■ **Work request**:
Although the entries contain pictures, the copy should hold only their exact text.

= Beginning of Section =

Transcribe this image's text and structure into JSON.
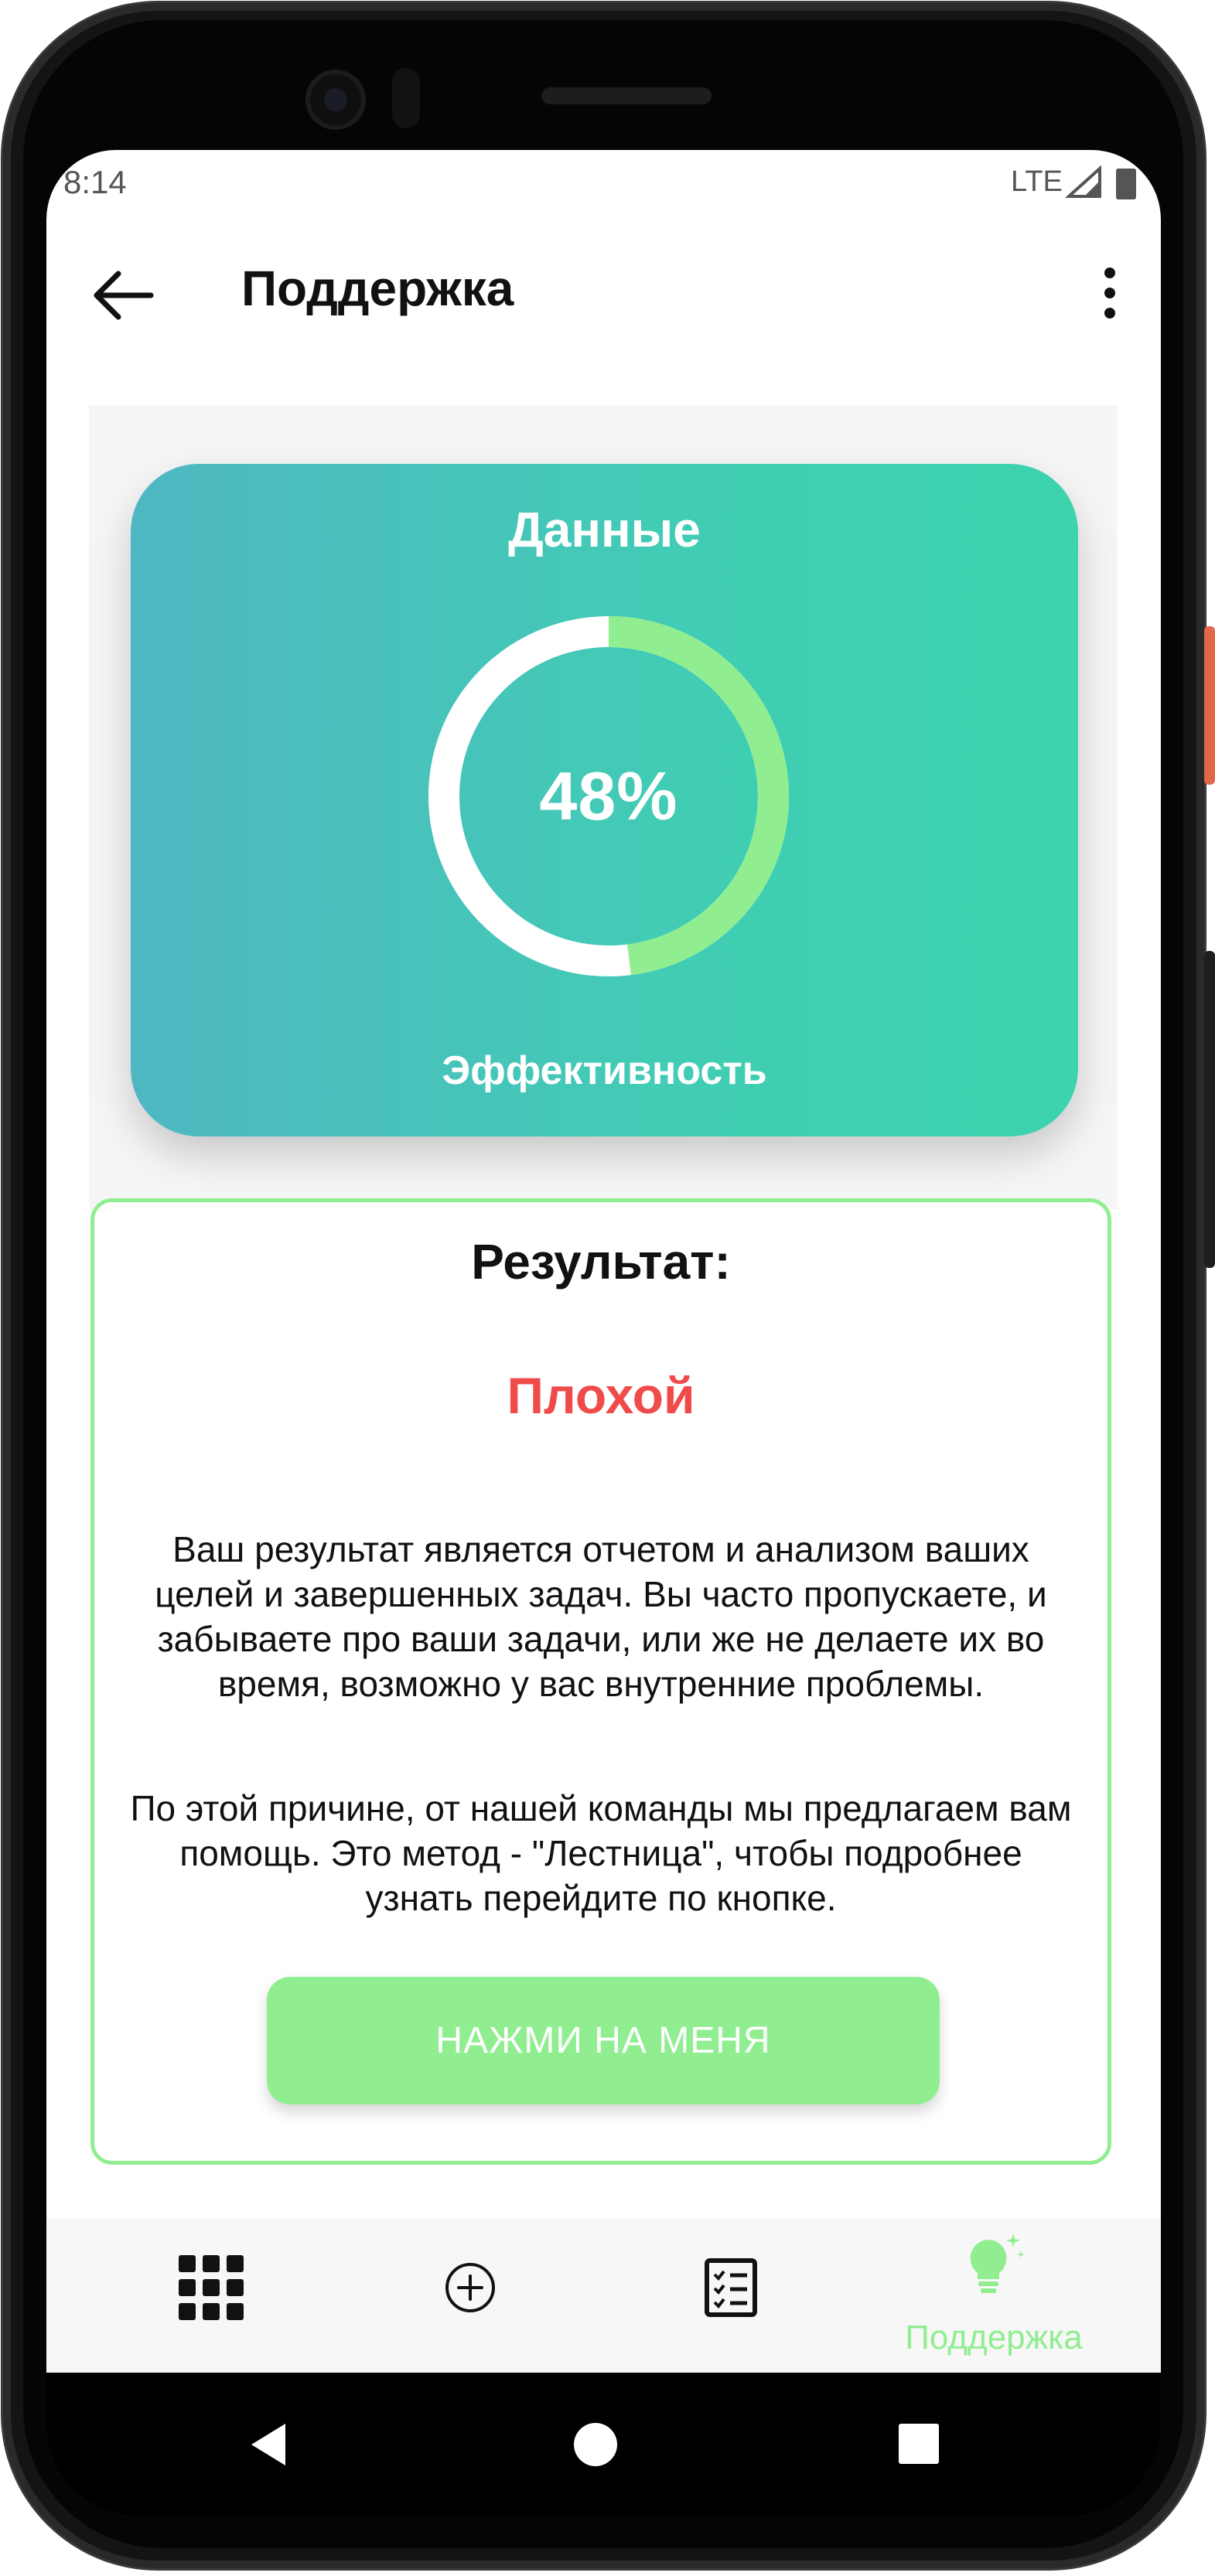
{
  "status_bar": {
    "time": "8:14",
    "network": "LTE"
  },
  "app_bar": {
    "title": "Поддержка"
  },
  "card": {
    "title": "Данные",
    "progress_percent": 48,
    "progress_label": "48%",
    "caption": "Эффективность",
    "ring_color": "#90ee90",
    "ring_track_color": "#ffffff"
  },
  "result": {
    "title": "Результат:",
    "grade": "Плохой",
    "grade_color": "#f04b4b",
    "paragraph1": "Ваш результат является отчетом и анализом ваших целей и завершенных задач. Вы часто пропускаете, и забываете про ваши задачи, или же не делаете их во время, возможно у вас внутренние проблемы.",
    "paragraph2": "По этой причине, от нашей команды мы предлагаем вам помощь. Это метод - \"Лестница\", чтобы подробнее узнать перейдите по кнопке.",
    "button_label": "НАЖМИ НА МЕНЯ"
  },
  "bottom_nav": {
    "items": [
      {
        "icon": "grid-icon",
        "label": ""
      },
      {
        "icon": "add-circle-icon",
        "label": ""
      },
      {
        "icon": "checklist-icon",
        "label": ""
      },
      {
        "icon": "lightbulb-icon",
        "label": "Поддержка",
        "active": true
      }
    ],
    "active_color": "#90ee90"
  },
  "colors": {
    "accent": "#90ee90",
    "card_gradient_start": "#4fb7c2",
    "card_gradient_end": "#3cd3ad"
  }
}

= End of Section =

■ **Written answer**:
Transcribe this image's text and structure into JSON.
{
  "status_bar": {
    "time": "8:14",
    "network": "LTE"
  },
  "app_bar": {
    "title": "Поддержка"
  },
  "card": {
    "title": "Данные",
    "progress_percent": 48,
    "progress_label": "48%",
    "caption": "Эффективность",
    "ring_color": "#90ee90",
    "ring_track_color": "#ffffff"
  },
  "result": {
    "title": "Результат:",
    "grade": "Плохой",
    "grade_color": "#f04b4b",
    "paragraph1": "Ваш результат является отчетом и анализом ваших целей и завершенных задач. Вы часто пропускаете, и забываете про ваши задачи, или же не делаете их во время, возможно у вас внутренние проблемы.",
    "paragraph2": "По этой причине, от нашей команды мы предлагаем вам помощь. Это метод - \"Лестница\", чтобы подробнее узнать перейдите по кнопке.",
    "button_label": "НАЖМИ НА МЕНЯ"
  },
  "bottom_nav": {
    "items": [
      {
        "icon": "grid-icon",
        "label": ""
      },
      {
        "icon": "add-circle-icon",
        "label": ""
      },
      {
        "icon": "checklist-icon",
        "label": ""
      },
      {
        "icon": "lightbulb-icon",
        "label": "Поддержка",
        "active": true
      }
    ],
    "active_color": "#90ee90"
  },
  "colors": {
    "accent": "#90ee90",
    "card_gradient_start": "#4fb7c2",
    "card_gradient_end": "#3cd3ad"
  }
}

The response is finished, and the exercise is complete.